Godly Grief and “Good Grief!”

Posted in Uncategorized with tags , , , , , , on March 30, 2009 by gospel2live

Turn to me and be saved, all the ends of the earth!  For I am God, and there is no other.  By myself I have sworn; from my mouth has gone out in righteousness a word that shall not return: “To me every knee shall bow, every tongue shall swear allegiance.”  Isaiah 45:22-23

Sunday morning was quite the study in contrasts.  After the second service at Chisholm Baptist, a man sitting next to me approached me to ask me a couple of questions and to schedule an appointment to talk.  He was visibly distraught.  Turns out, he was being crushed under the weight of conviction of sin.  He is a brand new Christian, and he was dealing with a re-lapse into a pattern of sin that had enslaved him prior to his conversion.  He needed to know whether it is possible to be forgiven or if he could even still be right with God.  

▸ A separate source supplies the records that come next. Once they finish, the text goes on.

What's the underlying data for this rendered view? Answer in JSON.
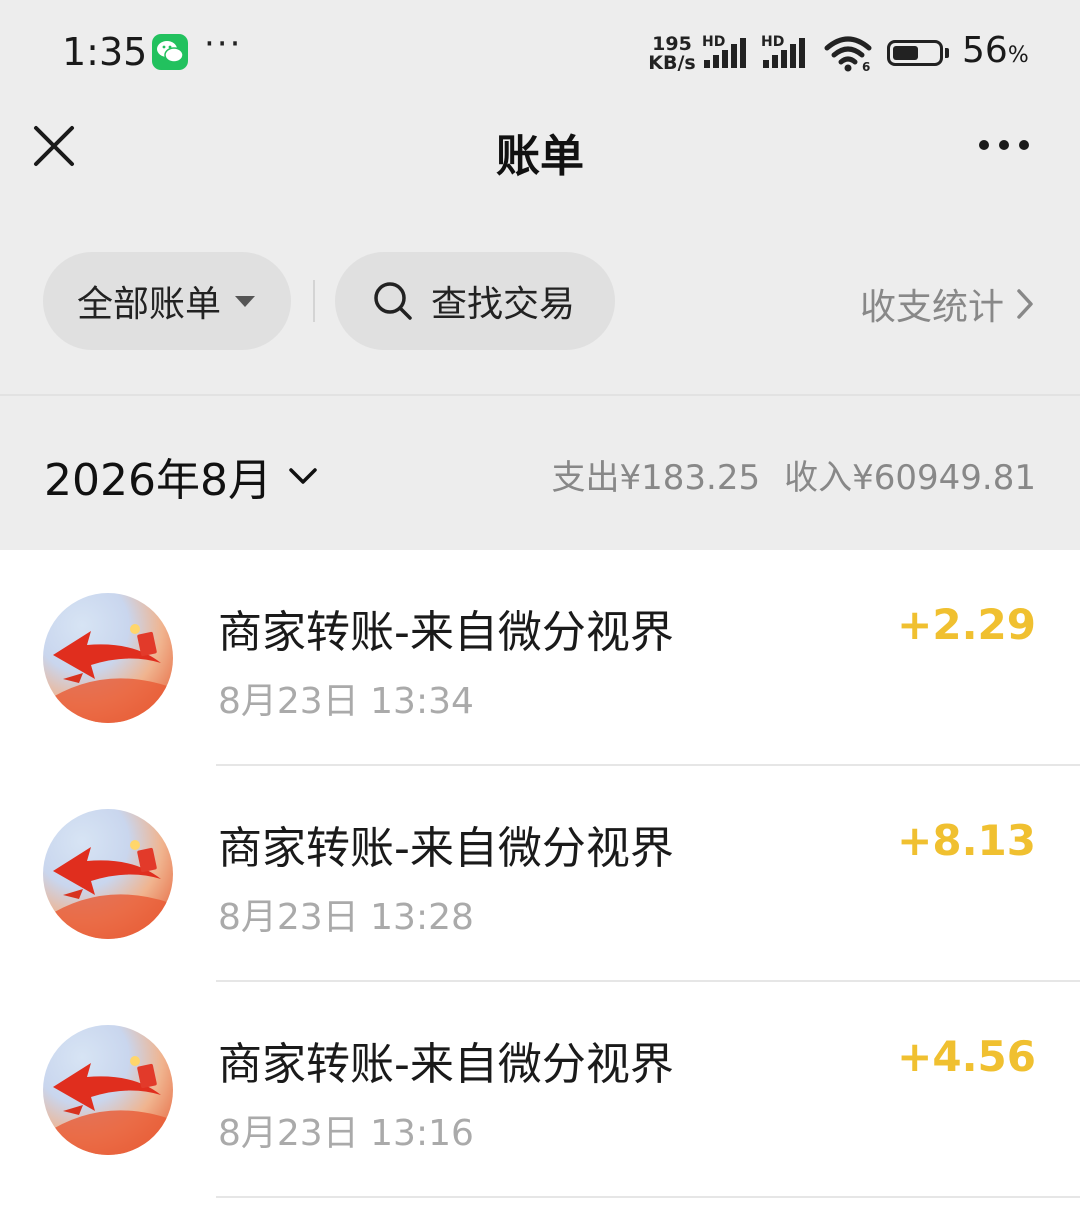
{
  "status_bar": {
    "time": "1:35",
    "more": "···",
    "net_speed_value": "195",
    "net_speed_unit": "KB/s",
    "hd_label": "HD",
    "wifi_badge": "6",
    "battery_percent": "56",
    "battery_unit": "%",
    "battery_level": 0.56
  },
  "header": {
    "title": "账单"
  },
  "filters": {
    "all_bills": "全部账单",
    "search": "查找交易",
    "stats": "收支统计"
  },
  "month": {
    "label": "2026年8月",
    "expense": "支出¥183.25",
    "income": "收入¥60949.81"
  },
  "transactions": [
    {
      "title": "商家转账-来自微分视界",
      "time": "8月23日 13:34",
      "amount": "+2.29"
    },
    {
      "title": "商家转账-来自微分视界",
      "time": "8月23日 13:28",
      "amount": "+8.13"
    },
    {
      "title": "商家转账-来自微分视界",
      "time": "8月23日 13:16",
      "amount": "+4.56"
    }
  ],
  "colors": {
    "background": "#ededed",
    "income_amount": "#f0c030",
    "wechat_green": "#22c15e"
  },
  "icons": {
    "close": "close-icon",
    "more": "more-icon",
    "search": "search-icon",
    "chevron_right": "chevron-right-icon",
    "chevron_down": "chevron-down-icon"
  }
}
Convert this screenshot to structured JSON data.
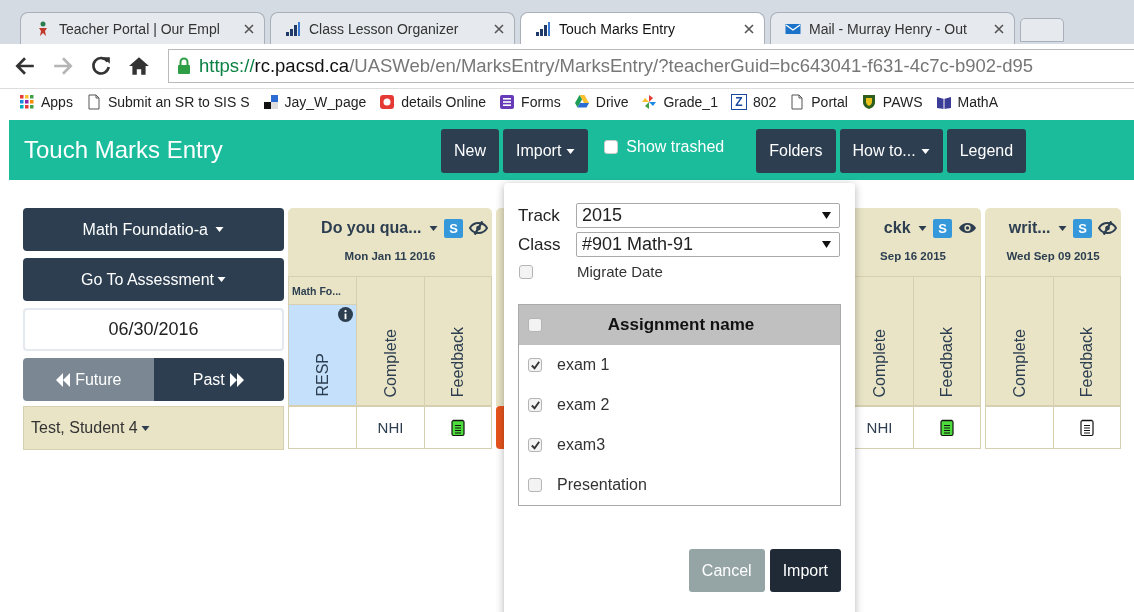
{
  "browser": {
    "tabs": [
      {
        "title": "Teacher Portal | Our Empl",
        "selected": false
      },
      {
        "title": "Class Lesson Organizer",
        "selected": false
      },
      {
        "title": "Touch Marks Entry",
        "selected": true
      },
      {
        "title": "Mail - Murray Henry - Out",
        "selected": false
      }
    ],
    "url": {
      "scheme": "https://",
      "host": "rc.pacsd.ca",
      "path": "/UASWeb/en/MarksEntry/MarksEntry/?teacherGuid=bc643041-f631-4c7c-b902-d95"
    },
    "bookmarks": [
      {
        "label": "Apps"
      },
      {
        "label": "Submit an SR to SIS S"
      },
      {
        "label": "Jay_W_page"
      },
      {
        "label": "details Online"
      },
      {
        "label": "Forms"
      },
      {
        "label": "Drive"
      },
      {
        "label": "Grade_1"
      },
      {
        "label": "802",
        "icon_text": "Z"
      },
      {
        "label": "Portal"
      },
      {
        "label": "PAWS"
      },
      {
        "label": "MathA"
      }
    ]
  },
  "app": {
    "title": "Touch Marks Entry",
    "toolbar": [
      {
        "kind": "button",
        "label": "New"
      },
      {
        "kind": "dropdown",
        "label": "Import"
      },
      {
        "kind": "checkbox",
        "label": "Show trashed",
        "checked": false
      },
      {
        "kind": "button",
        "label": "Folders"
      },
      {
        "kind": "dropdown",
        "label": "How to..."
      },
      {
        "kind": "button",
        "label": "Legend"
      }
    ]
  },
  "sidebar": {
    "class_dropdown": "Math Foundatio-a",
    "assessment_dropdown": "Go To Assessment",
    "date": "06/30/2016",
    "nav": [
      {
        "label": "Future",
        "disabled": true
      },
      {
        "label": "Past",
        "disabled": false
      }
    ],
    "student": "Test, Student 4"
  },
  "assessments": [
    {
      "kind": "card",
      "title": "Do you qua...",
      "badge": "S",
      "date": "Mon Jan 11 2016",
      "visible": false,
      "columns": [
        {
          "kind": "resp",
          "group": "Math Fo...",
          "label": "RESP"
        },
        {
          "kind": "text",
          "label": "Complete"
        },
        {
          "kind": "feedback",
          "label": "Feedback"
        }
      ],
      "cells": [
        {
          "kind": "text"
        },
        {
          "kind": "text",
          "value": "NHI"
        },
        {
          "kind": "feedback",
          "given": true
        }
      ]
    },
    {
      "kind": "covered"
    },
    {
      "kind": "card",
      "title": "ckk",
      "badge": "S",
      "date": "Sep 16 2015",
      "visible": true,
      "columns": [
        {
          "kind": "text",
          "label": "Complete"
        },
        {
          "kind": "feedback",
          "label": "Feedback"
        }
      ],
      "cells": [
        {
          "kind": "text",
          "value": "NHI"
        },
        {
          "kind": "feedback",
          "given": true
        }
      ]
    },
    {
      "kind": "card",
      "title": "writ...",
      "badge": "S",
      "date": "Wed Sep 09 2015",
      "visible": false,
      "columns": [
        {
          "kind": "text",
          "label": "Complete"
        },
        {
          "kind": "feedback",
          "label": "Feedback"
        }
      ],
      "cells": [
        {
          "kind": "text"
        },
        {
          "kind": "feedback",
          "given": false
        }
      ]
    }
  ],
  "import_popup": {
    "track_label": "Track",
    "track": "2015",
    "class_label": "Class",
    "class": "#901 Math-91",
    "migrate_date": {
      "label": "Migrate Date",
      "checked": false
    },
    "table": {
      "header": "Assignment name",
      "select_all": false,
      "items": [
        {
          "name": "exam 1",
          "checked": true
        },
        {
          "name": "exam 2",
          "checked": true
        },
        {
          "name": "exam3",
          "checked": true
        },
        {
          "name": "Presentation",
          "checked": false
        }
      ]
    },
    "buttons": [
      {
        "kind": "cancel",
        "label": "Cancel"
      },
      {
        "kind": "primary",
        "label": "Import"
      }
    ]
  }
}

It was a powerful moment.  There are few pleasures greater on this earth than these types of “impact moments.”  I had the privelege of helping him to distinguish between our justification, done once for all by the death of Jesus Christ, and our sanctification, the ongoing process of cooperating with the Holy Spirit to become more like Jesus.  We talked about how we need to continue to examine our hearts and to repent when we sin.  I reassured him that we can only come to the Father by being clothed in the righteousness of Jesus.  His grief over his sin was, in fact, a good thing and that as we reflect on the Gospel, we should be first crushed by the weight of our sin, but find the joy of our salvation waiting to spring to life as we preach the Gospel to ourselves over and over again.  We were able to pray together before heading out of the sanctuary.

As I left, my wife asked me to help her adjust the car seat for one of our kids.  Before I could get down the hallway and out the door, I experienced the ultimate buzz kill.  

Another man was dealing with an issue of grief, and he caught me in the hallway to share it.  It turns out that our church janitor had taken a bunch of old softball trophies from a dust collecting nook in the upstairs hallway, and placed them on a table to be claimed or tossed.  I was informed that a vital piece of our church heritage was going to be thrown out with the trash.  How would our children know about all the good times these men in the past had experienced together on the softball fields?  These, he said, are trophies of our church and they just can’t be gotten rid of!  I tried to explain that the only trophy our church needs to hold on to is the cross of Jesus.  The softball trohphies are not necessary to remember times of fellowship, and only serve to remind us that we beat everyone else that particular year.  The more I tried to point his eyes away from the trophies towards Jesus, the more frustrated he became.  Sadly, our conversation ended only because he realized he’d get no support from me to end this “tragedy.”

The contrasts between these two interactions is astounding.  From one man, there is a deep humility and sense of being crushed under the weight of sin, and from the other an indignation from having his pride confronted.  The first man had come to worship the living God, and had been crushed by the fear of the Lord in light of God’s holiness and his own sinfulness.  The second man wanted to be able to worship the glory days of his past, and had been crushed by fear that men would not remember his exploits.  The first man went home blessed, having encountered the grace and forgiveness of the Lord Jesus, being restored to His presence, and having hope that springs forth from the understanding of the death and resurrection of Jesus.  The second man went home angry and frustrated.

Which man am I going to be?  Will I submit to the Lord Jesus Christ, be humbled, and find life and peace?  Or will I stubbornly cling to my idols, and be angry when my agenda is thwarted?  Truthfully, if I am not extremely careful,  I can roll my eyes at the guy upset by a handful of dusty old trophies, but fail to see that my own heart is just as prone to idolatry.  May God grant us his grace to fear Him rightly and worship Him only!